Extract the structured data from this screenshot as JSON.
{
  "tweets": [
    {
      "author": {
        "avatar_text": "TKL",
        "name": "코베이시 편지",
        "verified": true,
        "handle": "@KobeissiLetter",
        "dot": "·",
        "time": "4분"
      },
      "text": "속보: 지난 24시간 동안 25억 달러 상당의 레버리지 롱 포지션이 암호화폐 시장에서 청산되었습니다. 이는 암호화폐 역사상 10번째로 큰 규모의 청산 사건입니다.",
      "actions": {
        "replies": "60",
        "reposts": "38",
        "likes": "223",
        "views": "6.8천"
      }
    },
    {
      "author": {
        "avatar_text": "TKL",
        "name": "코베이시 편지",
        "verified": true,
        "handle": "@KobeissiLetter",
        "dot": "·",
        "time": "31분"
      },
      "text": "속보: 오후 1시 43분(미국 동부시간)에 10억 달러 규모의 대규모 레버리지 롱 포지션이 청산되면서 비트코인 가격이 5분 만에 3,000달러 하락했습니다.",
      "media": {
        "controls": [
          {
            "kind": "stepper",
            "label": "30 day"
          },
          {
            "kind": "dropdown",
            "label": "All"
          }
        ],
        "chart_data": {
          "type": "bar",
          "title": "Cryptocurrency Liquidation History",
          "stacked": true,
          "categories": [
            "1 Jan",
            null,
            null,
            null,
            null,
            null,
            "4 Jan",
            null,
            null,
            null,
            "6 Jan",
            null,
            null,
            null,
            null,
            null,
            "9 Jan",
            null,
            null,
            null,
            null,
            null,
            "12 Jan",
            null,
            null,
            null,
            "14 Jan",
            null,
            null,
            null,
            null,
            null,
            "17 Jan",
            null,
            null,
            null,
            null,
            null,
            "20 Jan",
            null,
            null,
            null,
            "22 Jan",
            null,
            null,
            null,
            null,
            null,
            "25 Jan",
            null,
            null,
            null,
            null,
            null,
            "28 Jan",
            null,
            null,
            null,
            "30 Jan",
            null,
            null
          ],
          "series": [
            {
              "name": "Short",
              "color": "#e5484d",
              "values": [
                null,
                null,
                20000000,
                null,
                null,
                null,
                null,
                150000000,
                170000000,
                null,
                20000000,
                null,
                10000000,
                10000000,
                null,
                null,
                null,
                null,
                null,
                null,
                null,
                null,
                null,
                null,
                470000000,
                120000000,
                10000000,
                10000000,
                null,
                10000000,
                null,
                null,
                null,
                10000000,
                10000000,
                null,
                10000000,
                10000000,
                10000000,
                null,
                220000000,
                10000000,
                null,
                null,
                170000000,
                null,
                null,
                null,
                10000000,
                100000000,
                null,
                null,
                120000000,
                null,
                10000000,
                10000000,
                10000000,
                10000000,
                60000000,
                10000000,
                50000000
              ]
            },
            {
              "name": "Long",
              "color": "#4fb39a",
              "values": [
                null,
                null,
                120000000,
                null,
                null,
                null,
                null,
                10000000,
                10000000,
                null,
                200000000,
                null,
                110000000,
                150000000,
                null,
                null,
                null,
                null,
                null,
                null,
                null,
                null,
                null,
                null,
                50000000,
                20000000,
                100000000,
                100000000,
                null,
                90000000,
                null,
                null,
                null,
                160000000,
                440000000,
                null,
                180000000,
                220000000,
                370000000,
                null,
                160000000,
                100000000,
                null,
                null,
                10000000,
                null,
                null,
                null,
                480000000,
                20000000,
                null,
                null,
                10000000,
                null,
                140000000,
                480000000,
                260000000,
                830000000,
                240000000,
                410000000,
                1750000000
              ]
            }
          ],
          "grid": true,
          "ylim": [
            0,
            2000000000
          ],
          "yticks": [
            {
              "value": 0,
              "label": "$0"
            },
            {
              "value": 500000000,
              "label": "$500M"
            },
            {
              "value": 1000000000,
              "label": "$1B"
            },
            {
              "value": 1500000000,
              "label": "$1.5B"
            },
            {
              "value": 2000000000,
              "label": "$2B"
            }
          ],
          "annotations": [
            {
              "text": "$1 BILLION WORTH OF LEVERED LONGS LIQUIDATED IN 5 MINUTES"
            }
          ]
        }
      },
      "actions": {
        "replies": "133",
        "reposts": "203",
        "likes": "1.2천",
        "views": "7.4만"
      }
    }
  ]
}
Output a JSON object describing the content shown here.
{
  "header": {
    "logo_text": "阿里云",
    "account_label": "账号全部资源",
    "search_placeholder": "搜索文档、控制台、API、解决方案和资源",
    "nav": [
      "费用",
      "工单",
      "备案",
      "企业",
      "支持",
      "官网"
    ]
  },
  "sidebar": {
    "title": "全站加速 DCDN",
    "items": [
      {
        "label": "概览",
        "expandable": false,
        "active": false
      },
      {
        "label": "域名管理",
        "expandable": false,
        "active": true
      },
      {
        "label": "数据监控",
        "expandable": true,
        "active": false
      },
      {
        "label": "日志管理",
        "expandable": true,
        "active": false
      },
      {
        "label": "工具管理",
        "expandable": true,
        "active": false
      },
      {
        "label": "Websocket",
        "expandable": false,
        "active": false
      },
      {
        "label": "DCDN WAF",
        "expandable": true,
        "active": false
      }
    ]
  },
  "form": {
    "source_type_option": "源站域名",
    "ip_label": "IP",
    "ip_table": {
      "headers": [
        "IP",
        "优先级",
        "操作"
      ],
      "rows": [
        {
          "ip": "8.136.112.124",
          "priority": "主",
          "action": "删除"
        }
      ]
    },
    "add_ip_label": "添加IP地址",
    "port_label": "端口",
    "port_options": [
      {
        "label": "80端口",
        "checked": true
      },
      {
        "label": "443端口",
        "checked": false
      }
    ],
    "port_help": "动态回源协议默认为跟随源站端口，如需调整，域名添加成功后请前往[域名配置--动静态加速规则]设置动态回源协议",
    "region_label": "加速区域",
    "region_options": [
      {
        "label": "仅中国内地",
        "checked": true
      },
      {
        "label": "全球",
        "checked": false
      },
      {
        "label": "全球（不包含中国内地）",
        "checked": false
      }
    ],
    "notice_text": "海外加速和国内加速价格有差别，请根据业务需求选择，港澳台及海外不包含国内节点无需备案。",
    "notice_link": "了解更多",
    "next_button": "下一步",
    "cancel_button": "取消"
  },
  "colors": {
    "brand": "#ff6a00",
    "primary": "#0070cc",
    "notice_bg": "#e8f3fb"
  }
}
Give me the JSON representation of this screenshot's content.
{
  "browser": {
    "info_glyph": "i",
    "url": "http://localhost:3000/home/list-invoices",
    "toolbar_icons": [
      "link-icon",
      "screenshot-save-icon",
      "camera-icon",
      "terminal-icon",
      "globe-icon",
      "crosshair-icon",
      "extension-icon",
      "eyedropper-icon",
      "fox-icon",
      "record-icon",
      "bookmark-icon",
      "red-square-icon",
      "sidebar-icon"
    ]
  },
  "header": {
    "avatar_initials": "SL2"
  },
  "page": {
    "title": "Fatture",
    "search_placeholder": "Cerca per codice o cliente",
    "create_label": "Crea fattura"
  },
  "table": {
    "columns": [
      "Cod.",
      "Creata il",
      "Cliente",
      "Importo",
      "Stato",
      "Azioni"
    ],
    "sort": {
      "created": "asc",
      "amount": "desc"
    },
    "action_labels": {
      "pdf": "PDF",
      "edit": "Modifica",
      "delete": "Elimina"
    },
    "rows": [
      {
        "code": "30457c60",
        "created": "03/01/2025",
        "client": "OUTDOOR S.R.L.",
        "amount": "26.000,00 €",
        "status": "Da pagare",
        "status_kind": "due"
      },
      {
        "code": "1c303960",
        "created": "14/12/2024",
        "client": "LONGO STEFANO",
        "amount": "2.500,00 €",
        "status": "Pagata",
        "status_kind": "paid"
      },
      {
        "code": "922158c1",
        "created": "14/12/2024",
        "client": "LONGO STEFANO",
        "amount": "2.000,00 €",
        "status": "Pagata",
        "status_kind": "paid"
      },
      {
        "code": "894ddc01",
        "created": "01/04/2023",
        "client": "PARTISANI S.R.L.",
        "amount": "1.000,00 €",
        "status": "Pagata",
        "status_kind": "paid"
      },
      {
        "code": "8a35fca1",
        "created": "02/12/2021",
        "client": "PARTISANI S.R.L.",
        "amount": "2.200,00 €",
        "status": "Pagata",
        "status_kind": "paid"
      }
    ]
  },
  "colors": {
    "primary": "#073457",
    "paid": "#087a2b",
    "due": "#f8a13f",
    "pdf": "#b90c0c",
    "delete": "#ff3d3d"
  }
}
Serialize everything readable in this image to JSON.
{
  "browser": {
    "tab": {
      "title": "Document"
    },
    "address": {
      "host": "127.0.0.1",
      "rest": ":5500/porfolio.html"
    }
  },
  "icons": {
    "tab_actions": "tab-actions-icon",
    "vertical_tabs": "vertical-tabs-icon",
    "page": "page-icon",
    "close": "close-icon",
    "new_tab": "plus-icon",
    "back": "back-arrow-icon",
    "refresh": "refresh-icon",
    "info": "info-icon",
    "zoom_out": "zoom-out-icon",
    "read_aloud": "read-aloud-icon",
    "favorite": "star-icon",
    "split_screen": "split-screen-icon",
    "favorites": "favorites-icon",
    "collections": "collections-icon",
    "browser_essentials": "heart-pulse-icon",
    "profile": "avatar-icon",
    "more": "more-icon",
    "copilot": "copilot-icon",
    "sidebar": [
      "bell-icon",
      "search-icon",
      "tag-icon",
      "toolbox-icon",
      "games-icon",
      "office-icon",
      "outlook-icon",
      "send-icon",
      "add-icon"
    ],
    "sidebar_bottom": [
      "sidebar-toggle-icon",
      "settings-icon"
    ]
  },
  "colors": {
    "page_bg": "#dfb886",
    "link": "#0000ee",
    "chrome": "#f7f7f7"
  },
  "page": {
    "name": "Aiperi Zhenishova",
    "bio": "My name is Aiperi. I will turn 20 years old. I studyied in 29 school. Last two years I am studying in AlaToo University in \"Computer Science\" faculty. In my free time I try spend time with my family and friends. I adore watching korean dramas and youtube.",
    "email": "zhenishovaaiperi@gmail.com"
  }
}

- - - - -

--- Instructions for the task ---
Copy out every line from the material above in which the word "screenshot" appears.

--- Your solution ---
Extract the structured data from this screenshot as JSON.
Give me the JSON representation of this screenshot's content.
      "screenshot-save-icon",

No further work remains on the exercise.